## Exercise description
Retype the records that come next, word for word.

## Provided data

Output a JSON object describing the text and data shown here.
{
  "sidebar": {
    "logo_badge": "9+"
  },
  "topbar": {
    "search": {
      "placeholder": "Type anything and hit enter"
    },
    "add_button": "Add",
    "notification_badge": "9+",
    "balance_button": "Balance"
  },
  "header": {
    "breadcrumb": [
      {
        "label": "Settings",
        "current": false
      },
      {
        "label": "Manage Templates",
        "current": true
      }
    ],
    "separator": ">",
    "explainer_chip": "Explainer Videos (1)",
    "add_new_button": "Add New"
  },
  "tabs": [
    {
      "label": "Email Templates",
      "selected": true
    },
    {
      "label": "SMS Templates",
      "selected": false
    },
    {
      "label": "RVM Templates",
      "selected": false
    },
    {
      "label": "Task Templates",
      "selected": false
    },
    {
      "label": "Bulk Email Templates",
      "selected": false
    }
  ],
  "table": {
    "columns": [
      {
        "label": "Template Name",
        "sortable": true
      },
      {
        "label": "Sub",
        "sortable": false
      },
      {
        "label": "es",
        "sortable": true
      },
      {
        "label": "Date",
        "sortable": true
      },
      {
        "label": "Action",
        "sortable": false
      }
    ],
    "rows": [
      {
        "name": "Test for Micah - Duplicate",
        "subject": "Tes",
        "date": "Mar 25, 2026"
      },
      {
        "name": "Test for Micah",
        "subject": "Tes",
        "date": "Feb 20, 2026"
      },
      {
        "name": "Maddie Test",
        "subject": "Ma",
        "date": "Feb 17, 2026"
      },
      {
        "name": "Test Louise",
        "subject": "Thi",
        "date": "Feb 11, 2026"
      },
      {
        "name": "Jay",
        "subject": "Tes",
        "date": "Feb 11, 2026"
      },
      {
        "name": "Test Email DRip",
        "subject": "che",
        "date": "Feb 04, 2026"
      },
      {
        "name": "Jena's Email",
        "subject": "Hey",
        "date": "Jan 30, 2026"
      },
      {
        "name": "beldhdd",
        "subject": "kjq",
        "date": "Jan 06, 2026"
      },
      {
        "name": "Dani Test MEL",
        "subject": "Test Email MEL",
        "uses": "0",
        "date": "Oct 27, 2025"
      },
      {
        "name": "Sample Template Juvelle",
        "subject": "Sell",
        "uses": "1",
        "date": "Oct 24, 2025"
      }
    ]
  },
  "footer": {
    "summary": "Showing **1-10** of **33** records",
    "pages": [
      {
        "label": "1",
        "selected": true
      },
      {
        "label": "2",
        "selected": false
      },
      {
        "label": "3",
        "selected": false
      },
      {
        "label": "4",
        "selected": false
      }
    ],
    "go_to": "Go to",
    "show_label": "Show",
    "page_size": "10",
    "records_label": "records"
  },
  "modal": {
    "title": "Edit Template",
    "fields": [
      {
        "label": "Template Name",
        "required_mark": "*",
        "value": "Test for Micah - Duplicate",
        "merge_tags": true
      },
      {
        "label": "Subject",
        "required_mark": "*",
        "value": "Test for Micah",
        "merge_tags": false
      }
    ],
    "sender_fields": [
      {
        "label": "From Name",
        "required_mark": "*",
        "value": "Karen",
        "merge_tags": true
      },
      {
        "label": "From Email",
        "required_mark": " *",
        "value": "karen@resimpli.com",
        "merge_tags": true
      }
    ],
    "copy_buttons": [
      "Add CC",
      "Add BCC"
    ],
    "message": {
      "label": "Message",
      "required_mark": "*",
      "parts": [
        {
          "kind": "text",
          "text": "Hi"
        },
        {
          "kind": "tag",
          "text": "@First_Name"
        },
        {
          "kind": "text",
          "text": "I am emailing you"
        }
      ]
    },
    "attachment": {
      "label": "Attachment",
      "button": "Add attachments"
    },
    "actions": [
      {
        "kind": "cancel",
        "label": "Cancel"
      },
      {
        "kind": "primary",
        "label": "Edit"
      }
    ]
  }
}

## Result
Output a JSON object describing the text and data shown here.
{
  "sidebar": {
    "logo_badge": "9+"
  },
  "topbar": {
    "search": {
      "placeholder": "Type anything and hit enter"
    },
    "add_button": "Add",
    "notification_badge": "9+",
    "balance_button": "Balance"
  },
  "header": {
    "breadcrumb": [
      {
        "label": "Settings",
        "current": false
      },
      {
        "label": "Manage Templates",
        "current": true
      }
    ],
    "separator": ">",
    "explainer_chip": "Explainer Videos (1)",
    "add_new_button": "Add New"
  },
  "tabs": [
    {
      "label": "Email Templates",
      "selected": true
    },
    {
      "label": "SMS Templates",
      "selected": false
    },
    {
      "label": "RVM Templates",
      "selected": false
    },
    {
      "label": "Task Templates",
      "selected": false
    },
    {
      "label": "Bulk Email Templates",
      "selected": false
    }
  ],
  "table": {
    "columns": [
      {
        "label": "Template Name",
        "sortable": true
      },
      {
        "label": "Sub",
        "sortable": false
      },
      {
        "label": "es",
        "sortable": true
      },
      {
        "label": "Date",
        "sortable": true
      },
      {
        "label": "Action",
        "sortable": false
      }
    ],
    "rows": [
      {
        "name": "Test for Micah - Duplicate",
        "subject": "Tes",
        "date": "Mar 25, 2026"
      },
      {
        "name": "Test for Micah",
        "subject": "Tes",
        "date": "Feb 20, 2026"
      },
      {
        "name": "Maddie Test",
        "subject": "Ma",
        "date": "Feb 17, 2026"
      },
      {
        "name": "Test Louise",
        "subject": "Thi",
        "date": "Feb 11, 2026"
      },
      {
        "name": "Jay",
        "subject": "Tes",
        "date": "Feb 11, 2026"
      },
      {
        "name": "Test Email DRip",
        "subject": "che",
        "date": "Feb 04, 2026"
      },
      {
        "name": "Jena's Email",
        "subject": "Hey",
        "date": "Jan 30, 2026"
      },
      {
        "name": "beldhdd",
        "subject": "kjq",
        "date": "Jan 06, 2026"
      },
      {
        "name": "Dani Test MEL",
        "subject": "Test Email MEL",
        "uses": "0",
        "date": "Oct 27, 2025"
      },
      {
        "name": "Sample Template Juvelle",
        "subject": "Sell",
        "uses": "1",
        "date": "Oct 24, 2025"
      }
    ]
  },
  "footer": {
    "summary": "Showing **1-10** of **33** records",
    "pages": [
      {
        "label": "1",
        "selected": true
      },
      {
        "label": "2",
        "selected": false
      },
      {
        "label": "3",
        "selected": false
      },
      {
        "label": "4",
        "selected": false
      }
    ],
    "go_to": "Go to",
    "show_label": "Show",
    "page_size": "10",
    "records_label": "records"
  },
  "modal": {
    "title": "Edit Template",
    "fields": [
      {
        "label": "Template Name",
        "required_mark": "*",
        "value": "Test for Micah - Duplicate",
        "merge_tags": true
      },
      {
        "label": "Subject",
        "required_mark": "*",
        "value": "Test for Micah",
        "merge_tags": false
      }
    ],
    "sender_fields": [
      {
        "label": "From Name",
        "required_mark": "*",
        "value": "Karen",
        "merge_tags": true
      },
      {
        "label": "From Email",
        "required_mark": " *",
        "value": "karen@resimpli.com",
        "merge_tags": true
      }
    ],
    "copy_buttons": [
      "Add CC",
      "Add BCC"
    ],
    "message": {
      "label": "Message",
      "required_mark": "*",
      "parts": [
        {
          "kind": "text",
          "text": "Hi"
        },
        {
          "kind": "tag",
          "text": "@First_Name"
        },
        {
          "kind": "text",
          "text": "I am emailing you"
        }
      ]
    },
    "attachment": {
      "label": "Attachment",
      "button": "Add attachments"
    },
    "actions": [
      {
        "kind": "cancel",
        "label": "Cancel"
      },
      {
        "kind": "primary",
        "label": "Edit"
      }
    ]
  }
}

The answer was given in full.